• [Activity]:
Look for the word "Spin" in the material below, then report each line where it occurs.

_ _ _ _

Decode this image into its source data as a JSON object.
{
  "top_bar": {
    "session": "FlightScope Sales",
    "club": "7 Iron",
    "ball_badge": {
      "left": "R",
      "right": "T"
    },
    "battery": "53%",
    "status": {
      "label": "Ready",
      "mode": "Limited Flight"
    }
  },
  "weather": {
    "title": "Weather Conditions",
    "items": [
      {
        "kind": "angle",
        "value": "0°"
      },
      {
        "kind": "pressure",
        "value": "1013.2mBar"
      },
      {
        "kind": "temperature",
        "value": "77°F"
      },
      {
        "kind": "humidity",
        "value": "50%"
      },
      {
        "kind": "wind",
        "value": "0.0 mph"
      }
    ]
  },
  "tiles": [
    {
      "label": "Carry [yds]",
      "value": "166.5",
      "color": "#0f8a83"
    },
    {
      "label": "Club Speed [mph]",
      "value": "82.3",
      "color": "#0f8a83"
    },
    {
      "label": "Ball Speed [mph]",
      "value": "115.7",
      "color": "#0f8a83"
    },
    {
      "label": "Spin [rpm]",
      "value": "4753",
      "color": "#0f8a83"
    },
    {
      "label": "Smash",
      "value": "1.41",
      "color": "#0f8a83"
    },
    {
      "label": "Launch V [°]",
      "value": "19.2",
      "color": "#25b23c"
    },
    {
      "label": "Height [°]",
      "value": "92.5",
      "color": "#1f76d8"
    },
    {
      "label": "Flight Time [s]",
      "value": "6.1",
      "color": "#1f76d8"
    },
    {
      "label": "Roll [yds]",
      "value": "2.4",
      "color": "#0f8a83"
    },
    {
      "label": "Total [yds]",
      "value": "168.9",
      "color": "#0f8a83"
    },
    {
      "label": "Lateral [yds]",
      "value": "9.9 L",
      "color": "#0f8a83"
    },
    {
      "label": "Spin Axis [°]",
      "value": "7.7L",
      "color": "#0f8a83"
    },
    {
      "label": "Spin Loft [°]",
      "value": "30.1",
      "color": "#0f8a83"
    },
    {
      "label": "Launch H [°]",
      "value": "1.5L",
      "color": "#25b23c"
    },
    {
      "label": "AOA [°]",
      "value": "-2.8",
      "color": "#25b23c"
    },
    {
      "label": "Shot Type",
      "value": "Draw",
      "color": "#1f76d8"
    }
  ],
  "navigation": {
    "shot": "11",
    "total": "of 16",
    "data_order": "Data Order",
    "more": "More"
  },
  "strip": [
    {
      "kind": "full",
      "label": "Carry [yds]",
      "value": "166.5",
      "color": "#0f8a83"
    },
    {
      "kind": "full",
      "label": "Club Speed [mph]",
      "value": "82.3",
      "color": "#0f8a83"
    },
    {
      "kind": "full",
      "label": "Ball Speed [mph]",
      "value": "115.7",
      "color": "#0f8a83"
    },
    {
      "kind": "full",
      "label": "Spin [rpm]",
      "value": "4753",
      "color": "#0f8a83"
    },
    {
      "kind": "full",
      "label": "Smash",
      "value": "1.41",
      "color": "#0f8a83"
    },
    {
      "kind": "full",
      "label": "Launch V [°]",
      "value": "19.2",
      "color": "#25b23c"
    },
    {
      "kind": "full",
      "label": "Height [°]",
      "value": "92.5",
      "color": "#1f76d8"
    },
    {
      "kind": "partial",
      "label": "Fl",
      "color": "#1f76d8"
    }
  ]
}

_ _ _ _

• [Task solution]:
      "label": "Spin [rpm]",
      "label": "Spin Axis [°]",
      "label": "Spin Loft [°]",
      "label": "Spin [rpm]",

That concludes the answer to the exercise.